To do
Your answer should consist of the lines in the data below that contain "handle".

Web page and app entries:
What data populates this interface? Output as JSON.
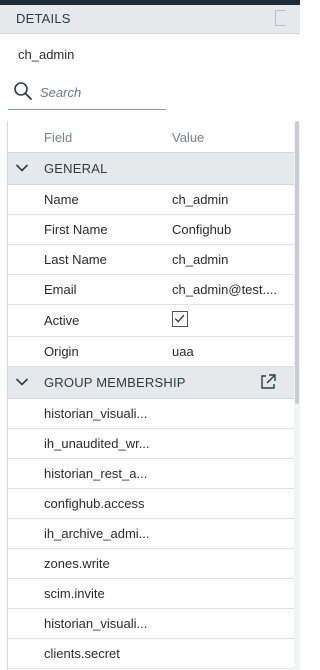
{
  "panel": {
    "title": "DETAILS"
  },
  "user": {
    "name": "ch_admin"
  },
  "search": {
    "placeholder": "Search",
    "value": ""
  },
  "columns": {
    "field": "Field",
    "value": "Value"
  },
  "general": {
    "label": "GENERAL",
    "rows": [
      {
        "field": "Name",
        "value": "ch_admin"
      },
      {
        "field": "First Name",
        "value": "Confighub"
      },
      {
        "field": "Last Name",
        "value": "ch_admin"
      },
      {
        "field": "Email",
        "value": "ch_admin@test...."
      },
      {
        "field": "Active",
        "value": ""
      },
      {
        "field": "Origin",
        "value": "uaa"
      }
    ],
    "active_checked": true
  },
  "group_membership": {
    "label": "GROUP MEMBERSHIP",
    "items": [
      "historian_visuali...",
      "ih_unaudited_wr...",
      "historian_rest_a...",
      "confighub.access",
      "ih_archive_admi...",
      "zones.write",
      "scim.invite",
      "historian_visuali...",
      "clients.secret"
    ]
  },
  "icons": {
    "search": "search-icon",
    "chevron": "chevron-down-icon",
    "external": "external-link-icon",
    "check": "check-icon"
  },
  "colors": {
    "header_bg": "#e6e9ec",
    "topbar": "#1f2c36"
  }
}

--

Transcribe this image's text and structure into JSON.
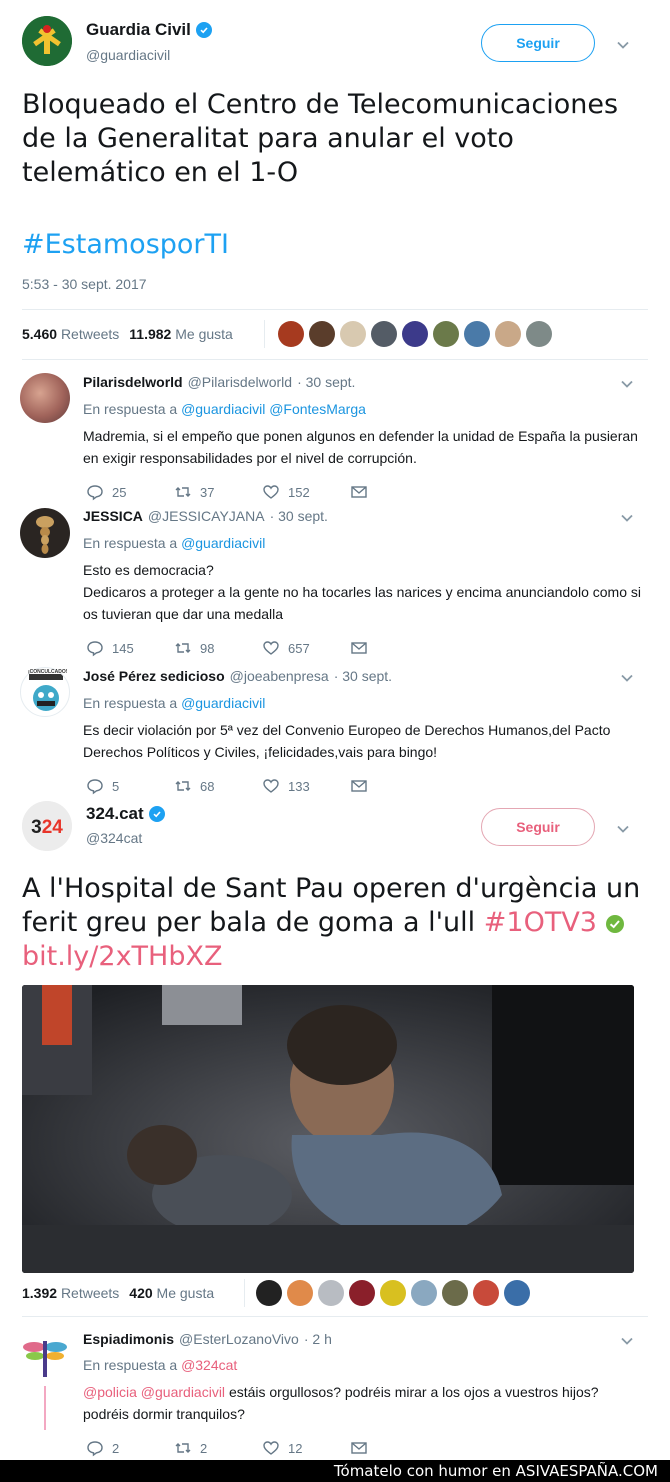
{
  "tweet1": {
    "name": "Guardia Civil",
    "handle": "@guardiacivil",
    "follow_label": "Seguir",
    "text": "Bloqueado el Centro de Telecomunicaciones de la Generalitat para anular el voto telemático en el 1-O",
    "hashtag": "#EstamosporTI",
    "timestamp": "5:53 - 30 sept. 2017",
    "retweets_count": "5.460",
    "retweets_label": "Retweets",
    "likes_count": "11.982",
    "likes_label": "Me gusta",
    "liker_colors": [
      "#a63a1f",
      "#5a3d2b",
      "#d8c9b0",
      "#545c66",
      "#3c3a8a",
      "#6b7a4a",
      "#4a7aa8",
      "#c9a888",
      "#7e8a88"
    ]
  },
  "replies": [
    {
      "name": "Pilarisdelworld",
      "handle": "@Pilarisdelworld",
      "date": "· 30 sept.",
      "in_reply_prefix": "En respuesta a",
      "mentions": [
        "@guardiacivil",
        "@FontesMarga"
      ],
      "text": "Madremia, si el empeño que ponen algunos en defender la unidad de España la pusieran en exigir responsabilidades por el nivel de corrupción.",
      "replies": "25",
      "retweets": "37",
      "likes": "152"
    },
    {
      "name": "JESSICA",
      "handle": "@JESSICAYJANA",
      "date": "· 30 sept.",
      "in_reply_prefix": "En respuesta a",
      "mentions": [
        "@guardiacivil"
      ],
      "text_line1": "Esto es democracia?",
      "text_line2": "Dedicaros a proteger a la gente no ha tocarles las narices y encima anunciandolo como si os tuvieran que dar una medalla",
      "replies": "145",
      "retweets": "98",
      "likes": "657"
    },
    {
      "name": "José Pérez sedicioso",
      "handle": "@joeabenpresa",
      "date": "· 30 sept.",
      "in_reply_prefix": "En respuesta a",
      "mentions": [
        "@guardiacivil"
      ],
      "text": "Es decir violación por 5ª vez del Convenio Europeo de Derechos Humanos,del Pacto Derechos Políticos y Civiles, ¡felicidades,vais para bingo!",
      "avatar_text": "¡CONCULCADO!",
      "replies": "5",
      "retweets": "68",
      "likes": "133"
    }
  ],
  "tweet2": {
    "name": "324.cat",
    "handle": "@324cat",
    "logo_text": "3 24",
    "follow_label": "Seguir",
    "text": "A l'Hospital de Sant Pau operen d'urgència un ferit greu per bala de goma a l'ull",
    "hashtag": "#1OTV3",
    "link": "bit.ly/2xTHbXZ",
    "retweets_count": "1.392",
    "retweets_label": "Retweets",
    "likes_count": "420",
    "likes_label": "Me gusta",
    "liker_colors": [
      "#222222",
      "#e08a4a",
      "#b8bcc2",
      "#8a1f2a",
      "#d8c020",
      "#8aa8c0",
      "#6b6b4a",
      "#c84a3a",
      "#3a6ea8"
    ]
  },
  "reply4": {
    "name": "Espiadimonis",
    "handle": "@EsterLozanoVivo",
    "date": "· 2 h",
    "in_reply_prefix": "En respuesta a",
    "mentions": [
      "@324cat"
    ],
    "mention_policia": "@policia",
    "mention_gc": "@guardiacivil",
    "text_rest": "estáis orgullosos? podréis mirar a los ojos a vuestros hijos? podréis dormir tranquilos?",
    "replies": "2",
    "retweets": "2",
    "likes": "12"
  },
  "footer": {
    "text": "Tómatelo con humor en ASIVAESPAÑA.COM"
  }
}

Answer to this exercise
    "handle": "@guardiacivil",
      "handle": "@Pilarisdelworld",
      "handle": "@JESSICAYJANA",
      "handle": "@joeabenpresa",
    "handle": "@324cat",
    "handle": "@EsterLozanoVivo",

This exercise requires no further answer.